Historically, Arizona’s federal government has more than matched the amount of funding received from the NEA through a trust fund, established in 1989, that goes toward the arts. Each year, Arizona arts receive about $1.5 million from the fund, according to Wilcox.
“If the state decided that they no longer wanted to invest in the arts and eliminated the arts trust fund and other funding sources, the federal government could not issue our grant,” Wilcox said.
With the grants from the NEA and from federal funding, Arizona Commission on the Arts will support art projects and communities, both locally and statewide, to help with education and inspiration of the arts.
Federal funding can be an incentive for the state to invest. The question is, once that incentive is gone, is there the same desire on the state’s part to make any contribution to the arts?
“In the arts funding ecosystem, all of the legs support the stool,” Wilcox said. “If you pull out one, the whole funding ecosystem becomes less stable, so that is a very legitimate concern.”
The NEA plays a big role in the national art ecosystem through the funding it provides through direct grants or to states’ art agencies. It is also the only endowment program in the U.S. that supports art agencies in all 56 states and jurisdictions.
“If the NEA was eliminated, it would have a huge negative impact on not just the art community, but on communities in general,” said Kevin Vaughan-Brubaker, public art manager at Scottsdale Public Art.
In addition to support through funding, the NEA has also supported art organizations, big and small, by giving them recognition through grants.
“Receiving an NEA grant is kind of like a stamp of approval for other funders that then say, ‘oh yeah I want to support that too,’” Vaughan-Brubaker said.
A lot of times that NEA funding can be seen as the seed for an idea that then grows and attracts other funders.
Scottsdale Public Art received a direct grant from the NEA this year for its annual event, Canal Convergence: Water + Light + Art, held Feb. 23-26. During the interactive event, nine large-scale contemporary art installations were positioned in the Arizona canal and along its banks in Scottsdale, featuring a series of different artists from around the world.
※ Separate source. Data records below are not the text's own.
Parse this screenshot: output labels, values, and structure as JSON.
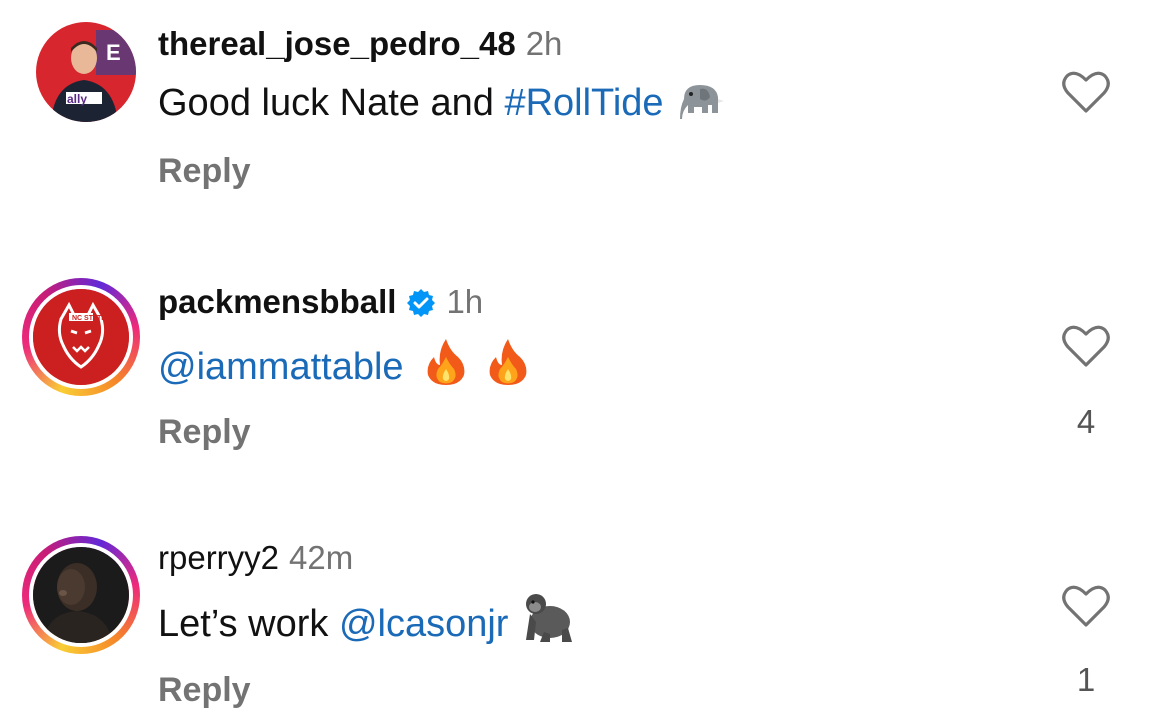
{
  "comments": [
    {
      "username": "thereal_jose_pedro_48",
      "time": "2h",
      "verified": false,
      "text_plain": "Good luck Nate and ",
      "text_link": "#RollTide",
      "emoji": "elephant-emoji",
      "reply_label": "Reply",
      "likes": ""
    },
    {
      "username": "packmensbball",
      "time": "1h",
      "verified": true,
      "text_plain": "",
      "text_link": "@iammattable",
      "emoji": "fire-emoji",
      "reply_label": "Reply",
      "likes": "4"
    },
    {
      "username": "rperryy2",
      "time": "42m",
      "verified": false,
      "text_plain": "Let’s work ",
      "text_link": "@lcasonjr",
      "emoji": "gorilla-emoji",
      "reply_label": "Reply",
      "likes": "1"
    }
  ],
  "colors": {
    "link": "#1a6ab8",
    "muted": "#737373",
    "verified": "#0095f6",
    "wolfpack_red": "#cc1f1f"
  }
}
“In Arizona it’s important for exposure of all the different cultures here like the Hispanic culture, the Native American culture and population culture,” Vaughan-Brubaker said.
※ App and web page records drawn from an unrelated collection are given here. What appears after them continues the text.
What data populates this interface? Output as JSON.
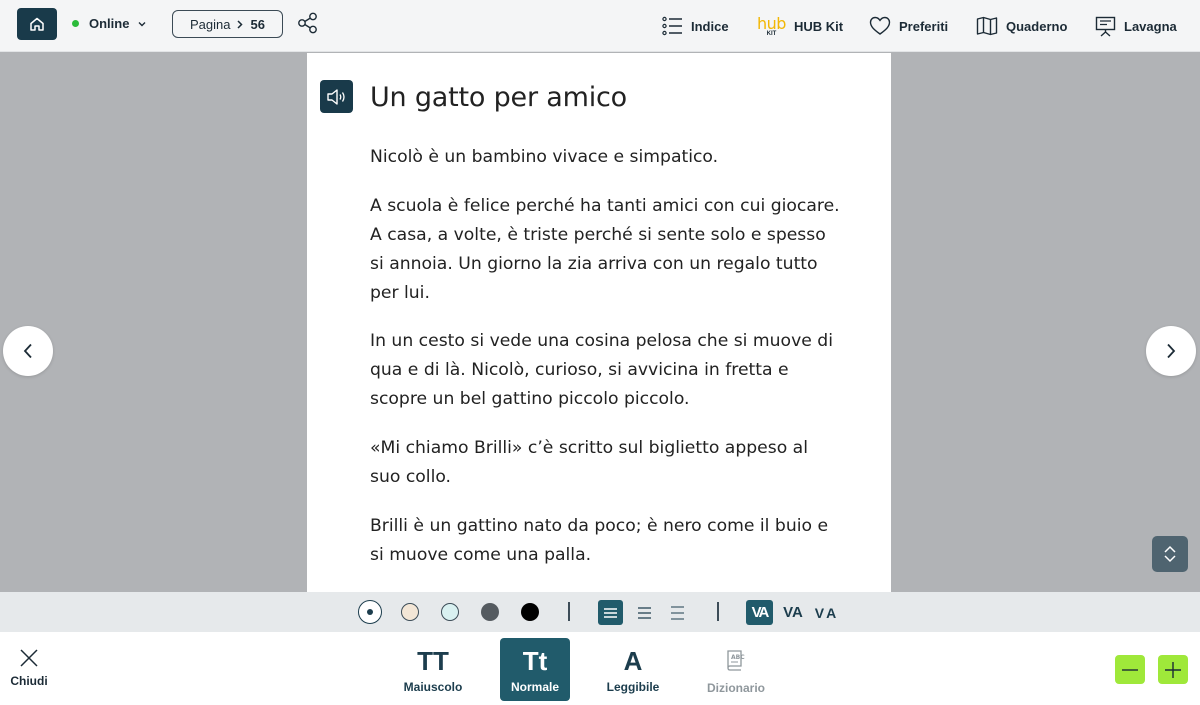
{
  "topbar": {
    "status": "Online",
    "page": {
      "label": "Pagina",
      "number": "56"
    },
    "nav": {
      "indice": "Indice",
      "hub_logo": "hub",
      "hub_kit_small": "KIT",
      "hub_kit": "HUB Kit",
      "preferiti": "Preferiti",
      "quaderno": "Quaderno",
      "lavagna": "Lavagna"
    },
    "icons": [
      "home-icon",
      "chevron-down-icon",
      "chevron-right-icon",
      "share-icon",
      "list-icon",
      "heart-icon",
      "book-open-icon",
      "whiteboard-icon"
    ]
  },
  "reader": {
    "title": "Un gatto per amico",
    "paragraphs": [
      "Nicolò è un bambino vivace e simpatico.",
      "A scuola è felice perché ha tanti amici con cui giocare. A casa, a volte, è triste perché si sente solo e spesso si annoia. Un giorno la zia arriva con un regalo tutto per lui.",
      "In un cesto si vede una cosina pelosa che si muove di qua e di là. Nicolò, curioso, si avvicina in fretta e scopre un bel gattino piccolo piccolo.",
      "«Mi chiamo Brilli» c’è scritto sul biglietto appeso al suo collo.",
      "Brilli è un gattino nato da poco; è nero come il buio e si muove come una palla."
    ]
  },
  "options": {
    "background_colors": [
      "#ffffff",
      "#f3e6d6",
      "#d9f1f1",
      "#555b60",
      "#000000"
    ],
    "spacing_labels": [
      "VA",
      "VA",
      "VA"
    ]
  },
  "toolbar": {
    "close_label": "Chiudi",
    "font_options": [
      {
        "glyph": "TT",
        "label": "Maiuscolo"
      },
      {
        "glyph": "Tt",
        "label": "Normale"
      },
      {
        "glyph": "A",
        "label": "Leggibile"
      },
      {
        "label": "Dizionario"
      }
    ]
  },
  "colors": {
    "brand_dark": "#193a4a",
    "active_teal": "#215b6b",
    "online_green": "#2bbb3a",
    "zoom_green": "#9fe83a",
    "hub_yellow": "#f2b705"
  }
}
Art is important to the cultural background and economical welfare of Arizona as it brings tourism and a sense of southwest urbanity to the state. However, Arizona’s smaller communities like Douglas depend on art and funding from the NEA and from the state art agencies for existence.
“If the NEA was defunded it would definitely affect us in a big way and could limit all of our hopes for the future of our city,” Sanchez said.
Douglas once depended on the mining industry in nearby Bisbee, but when the mine dried up, so did Douglas. The town and its mayor are hoping to make a full recovery by turning the city into one that celebrates the arts and invites tourism, according to Wilcox.
Douglas is one of four communities served through the AZ ArtWorks program within the Arizona Commission on the Arts. This program, funded by the Emily Hall Tremaine Foundation, delivers opportunities for peer-to-peer artist training and professional development.
Eliminating the NEA could threaten Douglas’ culture and hope of mending its community, Sanchez said.
“(The NEA) has helped open up doors faster than we ever could have imagined,” she said.
Mackenzie Boulter is a reporter for Arizona Sonora News, a service from the School of Journalism with the University of Arizona. Contact her at firstname.lastname@example.org.